Baking soda is a common household ingredient great for baking, cleaning, and more. But is it gluten-free? Learn about gluten-free baking soda options and how to ensure your baking ingredients are safe for a gluten-free diet.
Is baking soda gluten-free? The short answer is, yes!
Baking soda is a chemical compound, pure sodium bicarbonate, and does not contain any gluten. It's made by mixing sodium, hydrogen, carbon, and oxygen molecules. The result is a fine, white powder.
What is baking soda used for?
Also known as bicarbonate of soda or bicarb soda, it is used in a variety of ways from baking and cooking, to cleaning, and health and wellness.
Baking - When it is combined with acidic wet ingredients, such as vinegar, lemon juice, or yogurt, the chemical reaction creates carbon dioxide bubbles.

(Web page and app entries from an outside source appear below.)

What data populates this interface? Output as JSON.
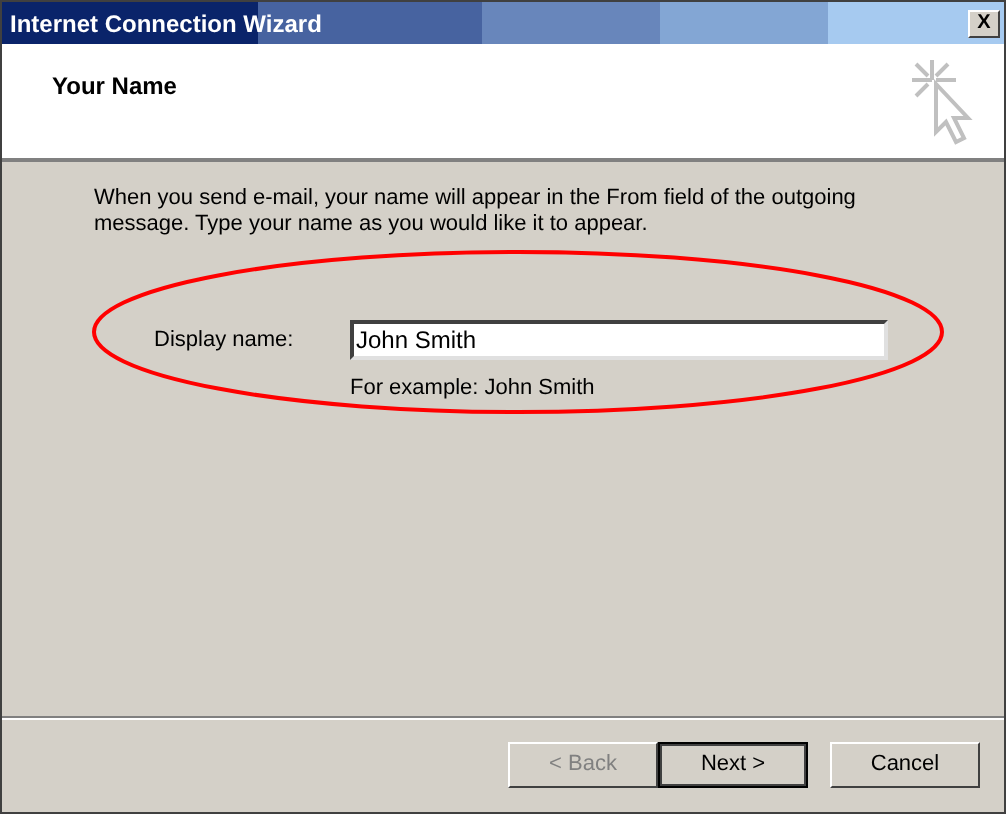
{
  "window": {
    "title": "Internet Connection Wizard",
    "close": "X"
  },
  "header": {
    "title": "Your Name"
  },
  "intro": "When you send e-mail, your name will appear in the From field of the outgoing message. Type your name as you would like it to appear.",
  "field": {
    "label": "Display name:",
    "value": "John Smith",
    "hint": "For example: John Smith",
    "highlighted": true
  },
  "buttons": [
    {
      "label": "< Back",
      "disabled": true,
      "default": false
    },
    {
      "label": "Next >",
      "disabled": false,
      "default": true
    },
    {
      "label": "Cancel",
      "disabled": false,
      "default": false
    }
  ]
}
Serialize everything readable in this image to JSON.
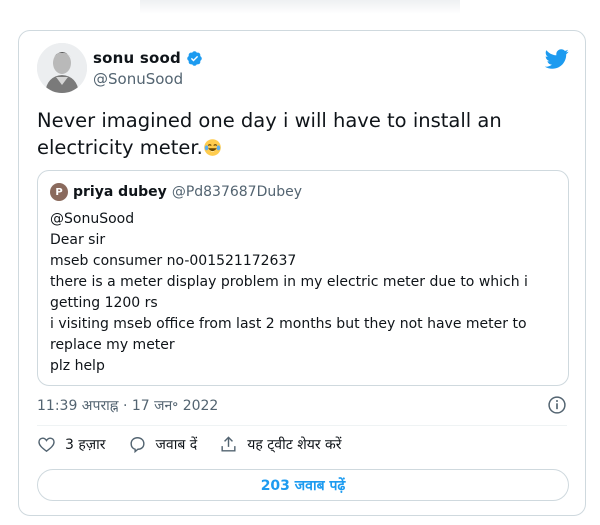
{
  "author": {
    "name": "sonu sood",
    "handle": "@SonuSood"
  },
  "tweet": {
    "text": "Never imagined one day i will have to install an electricity meter.",
    "emoji_icon": "tears-of-joy-emoji-icon"
  },
  "quoted": {
    "avatar_letter": "P",
    "name": "priya dubey",
    "handle": "@Pd837687Dubey",
    "lines": [
      "@SonuSood",
      "Dear sir",
      "mseb consumer no-001521172637",
      "there is a meter display problem in my electric meter due to which i getting 1200 rs",
      "i visiting mseb office from last 2 months but they not have meter to replace my meter",
      "plz help"
    ]
  },
  "timestamp": "11:39 अपराह्न · 17 जन॰ 2022",
  "actions": {
    "likes_label": "3 हज़ार",
    "reply_label": "जवाब दें",
    "share_label": "यह ट्वीट शेयर करें"
  },
  "read_replies_label": "203 जवाब पढ़ें",
  "colors": {
    "accent": "#1d9bf0",
    "secondary_text": "#536471",
    "border": "#cfd9de"
  }
}
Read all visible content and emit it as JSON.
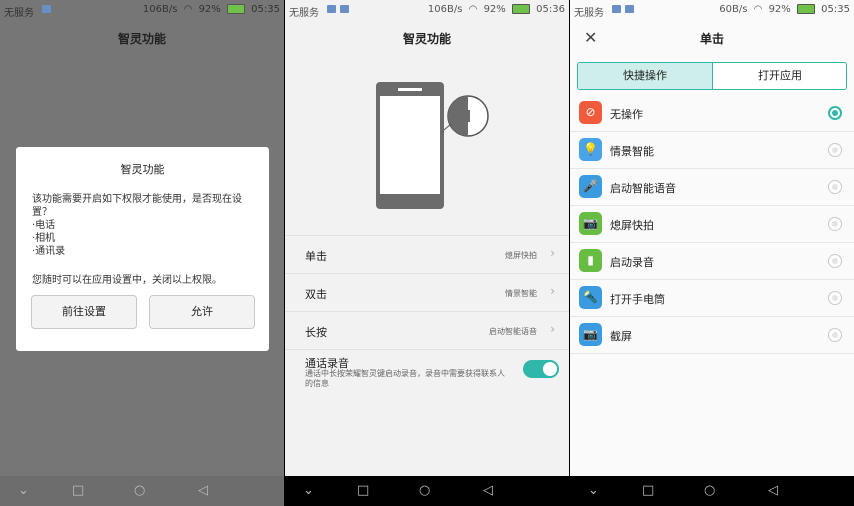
{
  "panel1": {
    "status": {
      "carrier": "无服务",
      "speed": "106B/s",
      "battery": "92%",
      "time": "05:35"
    },
    "title": "智灵功能",
    "dialog": {
      "title": "智灵功能",
      "message_lines": [
        "该功能需要开启如下权限才能使用，是否现在设置？",
        "·电话",
        "·相机",
        "·通讯录"
      ],
      "note": "您随时可以在应用设置中，关闭以上权限。",
      "left_button": "前往设置",
      "right_button": "允许"
    }
  },
  "panel2": {
    "status": {
      "carrier": "无服务",
      "speed": "106B/s",
      "battery": "92%",
      "time": "05:36"
    },
    "title": "智灵功能",
    "rows": [
      {
        "label": "单击",
        "value": "熄屏快拍"
      },
      {
        "label": "双击",
        "value": "情景智能"
      },
      {
        "label": "长按",
        "value": "启动智能语音"
      }
    ],
    "recording": {
      "label": "通话录音",
      "desc": "通话中长按荣耀智灵键启动录音，录音中需要获得联系人的信息",
      "enabled": true
    }
  },
  "panel3": {
    "status": {
      "carrier": "无服务",
      "speed": "60B/s",
      "battery": "92%",
      "time": "05:35"
    },
    "title": "单击",
    "tabs": [
      "快捷操作",
      "打开应用"
    ],
    "options": [
      {
        "label": "无操作",
        "icon": "no-entry-icon",
        "glyph": "⊘",
        "color": "#ef5b3b",
        "selected": true
      },
      {
        "label": "情景智能",
        "icon": "lightbulb-icon",
        "glyph": "💡",
        "color": "#4aa3e8",
        "selected": false
      },
      {
        "label": "启动智能语音",
        "icon": "microphone-icon",
        "glyph": "🎤",
        "color": "#3a9be0",
        "selected": false
      },
      {
        "label": "熄屏快拍",
        "icon": "camera-icon",
        "glyph": "📷",
        "color": "#67bd42",
        "selected": false
      },
      {
        "label": "启动录音",
        "icon": "audio-bars-icon",
        "glyph": "▮",
        "color": "#67bd42",
        "selected": false
      },
      {
        "label": "打开手电筒",
        "icon": "flashlight-icon",
        "glyph": "🔦",
        "color": "#3a9be0",
        "selected": false
      },
      {
        "label": "截屏",
        "icon": "screenshot-icon",
        "glyph": "📷",
        "color": "#3a9be0",
        "selected": false
      }
    ]
  }
}
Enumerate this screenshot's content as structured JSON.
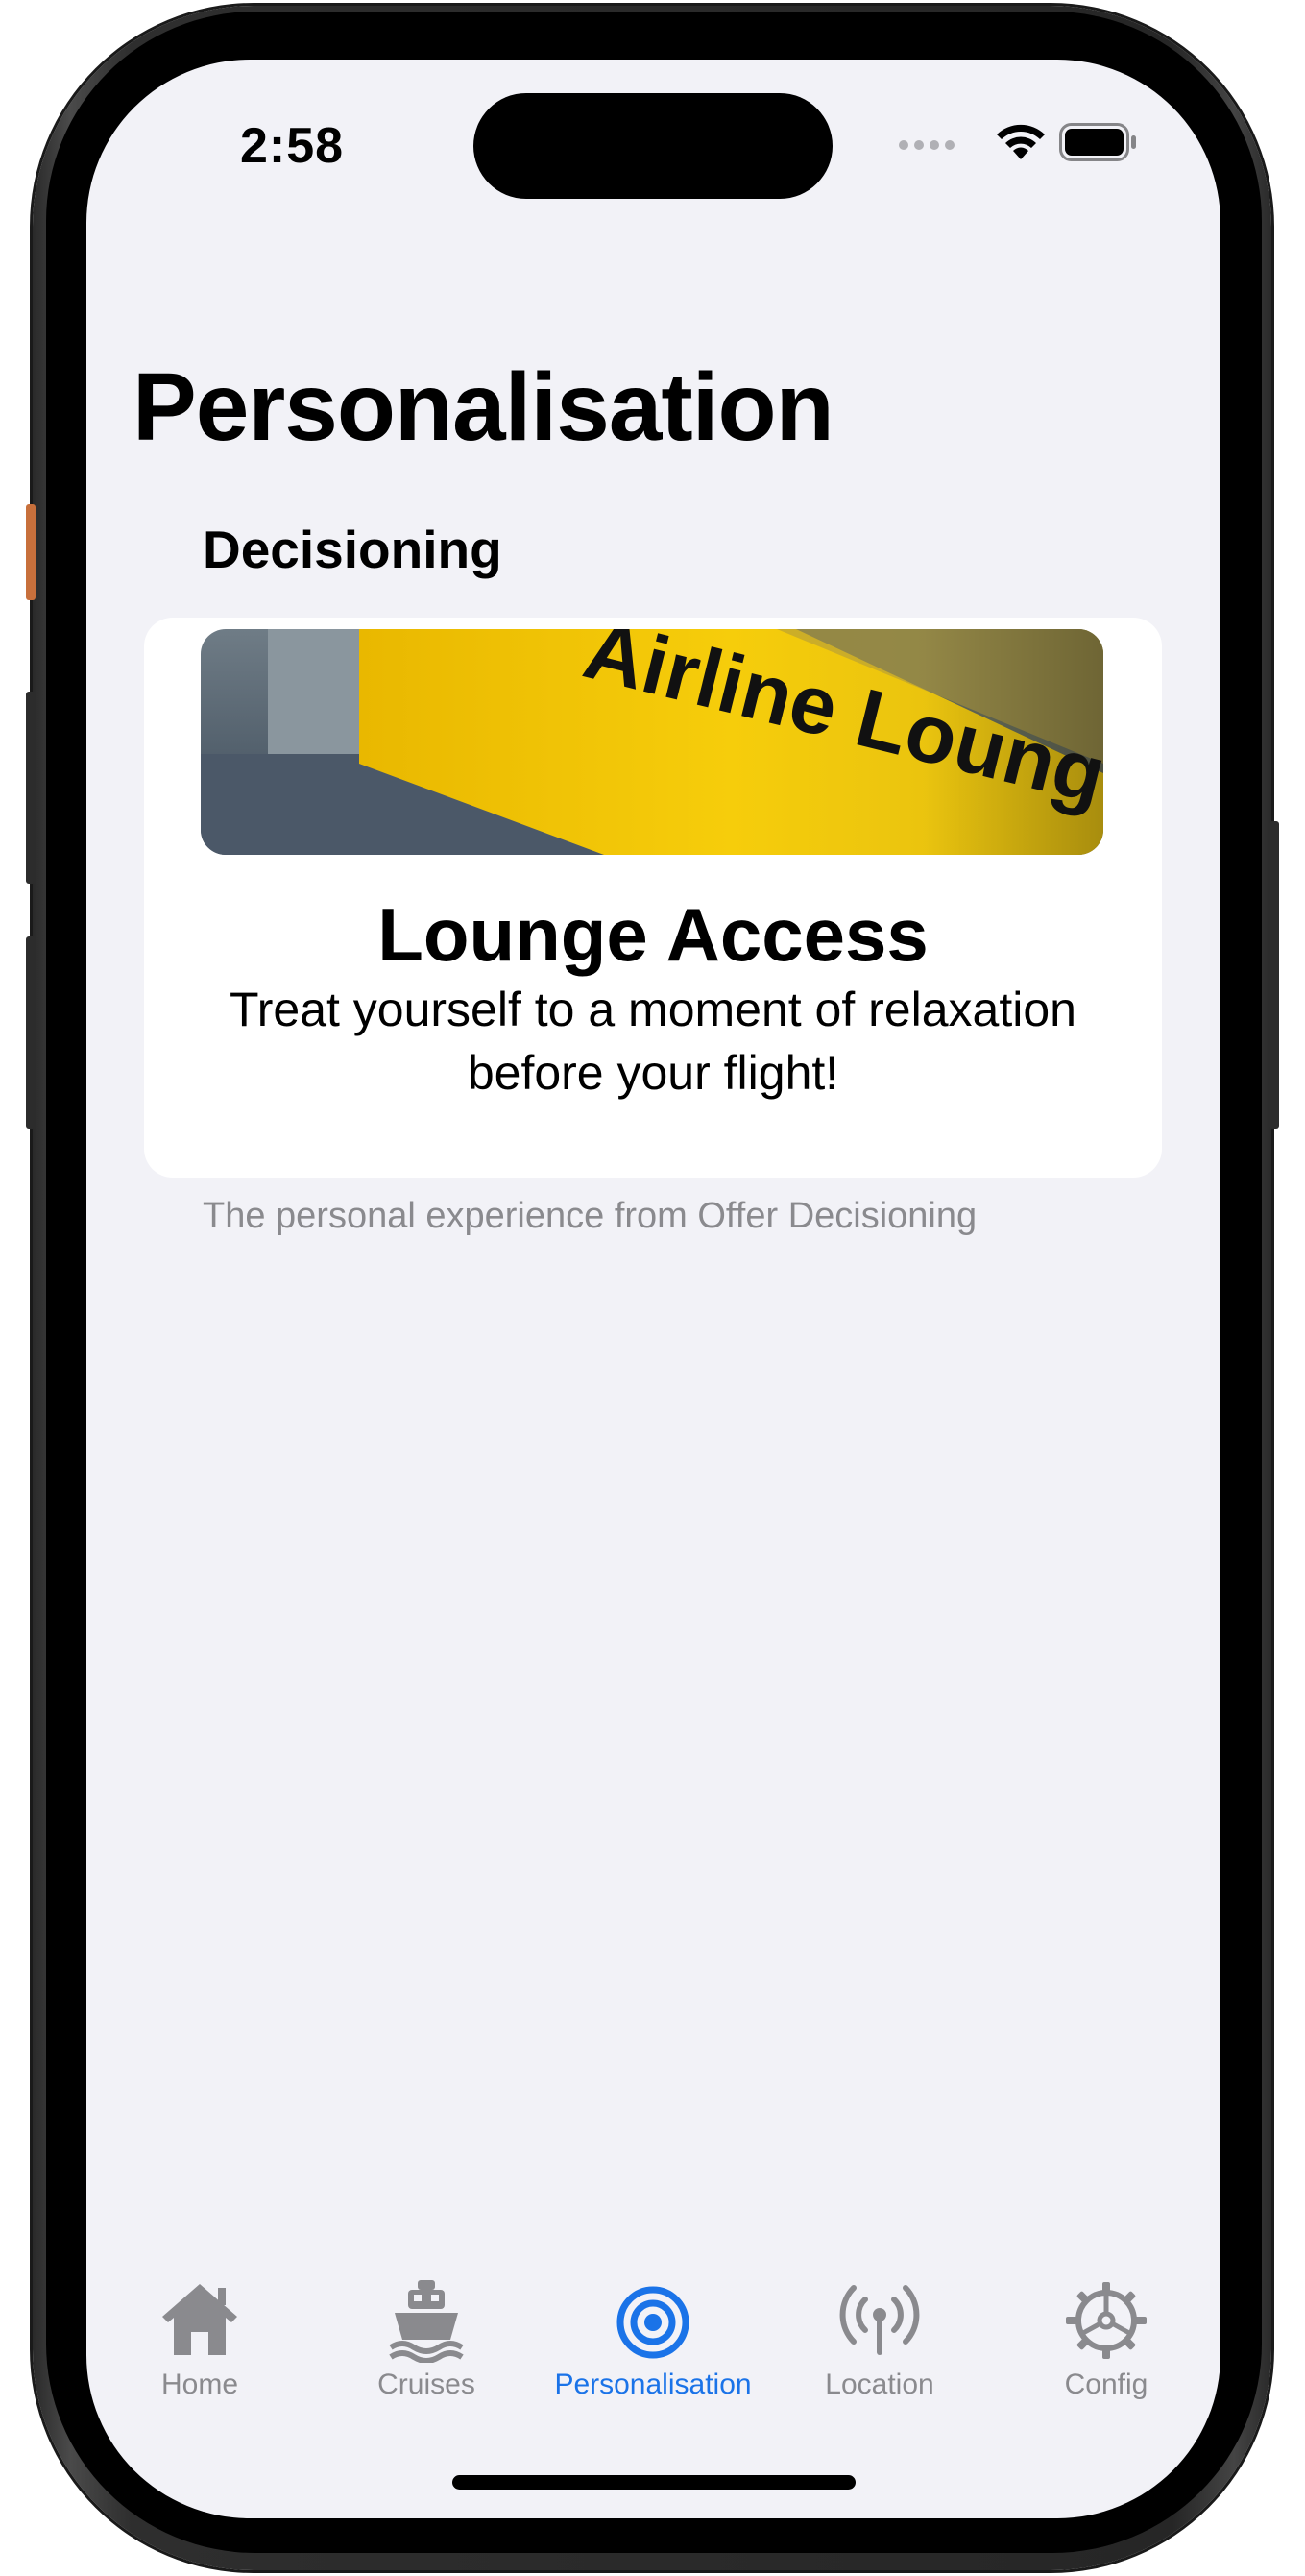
{
  "status_bar": {
    "time": "2:58"
  },
  "page": {
    "title": "Personalisation"
  },
  "decisioning": {
    "section_header": "Decisioning",
    "offer": {
      "image_sign_text": "Airline Lounges",
      "title": "Lounge Access",
      "description": "Treat yourself to a moment of relaxation before your flight!"
    },
    "footer": "The personal experience from Offer Decisioning"
  },
  "tab_bar": {
    "tabs": [
      {
        "label": "Home",
        "icon": "house-icon",
        "active": false
      },
      {
        "label": "Cruises",
        "icon": "ferry-icon",
        "active": false
      },
      {
        "label": "Personalisation",
        "icon": "target-icon",
        "active": true
      },
      {
        "label": "Location",
        "icon": "antenna-radiowaves-icon",
        "active": false
      },
      {
        "label": "Config",
        "icon": "gear-icon",
        "active": false
      }
    ]
  },
  "colors": {
    "accent": "#1a73e8",
    "inactive": "#8a8a8e",
    "background": "#f2f2f7",
    "sign_yellow": "#f4c90a"
  }
}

This combination of an acid and bicarb soda causes dough or batter to rise.
The reaction also helps to neutralize the acidic ingredients which can improve the flavor of baked goods. Even soaking chickpeas in a baking soda and water solution creates an alkaline environment that can help soften the skins, making them easier to remove.
Cleaning - It is a natural and effective cleaning agent. It can be used to clean and deodorize a variety of surfaces, including kitchen appliances, countertops, sinks, and even carpets.
Health and wellness - Sometimes used as a home remedy to relieve heartburn, soothe insect bites, or relieve sunburns.
Can you have baking soda with Celiac disease?
Those with Celiac disease, gluten allergies, or gluten sensitivity can have baking soda. It is a pure chemical compound and does not contain gluten.
As with any food or ingredient, it's important to always read labels carefully and check for any potential sources of gluten ingredients or cross-contamination when on a gluten-free diet.
Which baking soda is gluten-free?
While baking soda is inherently gluten-free, some brands may be certified gluten-free. This means that the product has been independently tested and confirmed to contain less than 20 parts per million (ppm) of gluten.
Food-grade baking soda can be found in the baking section at your favorite grocery stores.
The following brands have the certified gluten-free label and should not be at risk of cross-contamination. It is not an exhaustive gluten-free baking soda list but it is a great place to start.
It is important to always check the allergen statements and ingredient list to make sure nothing else has been added.
- Bob's Red Mill
- Frontier Co-op
- Ener-g Baking Soda Substitute (not certified but made in a dedicated gluten-free facility)
The following are not certified gluten-free but are not processed in the same facility as wheat, barley, or rye.
- Arm & Hammer
- Good & Gather
What's the difference between baking soda and baking powder?
Both ingredients are leavening agents used in baking. Here are the main differences between the two:
1. Baking soda is a pure chemical compound while baking powder is a mixture of baking soda and one or more acidic ingredients, such as cream of tartar and/or sodium aluminum sulfate.
2. Baking soda reacts with acidic ingredients, such as lemon juice or apple cider vinegar. Baking powder contains both baking soda and an acid, so it can be used in recipes that do not contain acidic ingredients.
3. Most baking powders are "double-acting" baking powders. In contrast to single-acting powders, this means that they contain both a fast-acting acid and a slow-acting acid.
The fast-acting acid reacts with the baking soda as soon as it is mixed with liquid, while the slow-acting acid reacts with it when it is heated in the oven. This two-stage reaction helps to ensure that baked goods rise evenly and consistently during the baking process.
4. It has a long shelf life compared to baking powder. This is because it does not contain any acidic ingredients that can break down over time. Baking powder can lose its effectiveness if it is stored for too long or is exposed to moisture.
Like bicarbonate of soda, baking powder can be found in the baking aisle of your local grocery store.
- The brand information in this article comes from the brand websites at the time this article was written. Going direct to the brand website is the fastest way to get the most up-to-date allergen information on a specific product.
- If cross-contamination is a concern, make sure you check the product label for information regarding its gluten-free designation. If it is not clear, always contact the brand directly.
- Remember, just because a product does not use gluten-containing ingredients, does not necessarily mean it wasn't processed in a facility that produces foods with gluten ingredients.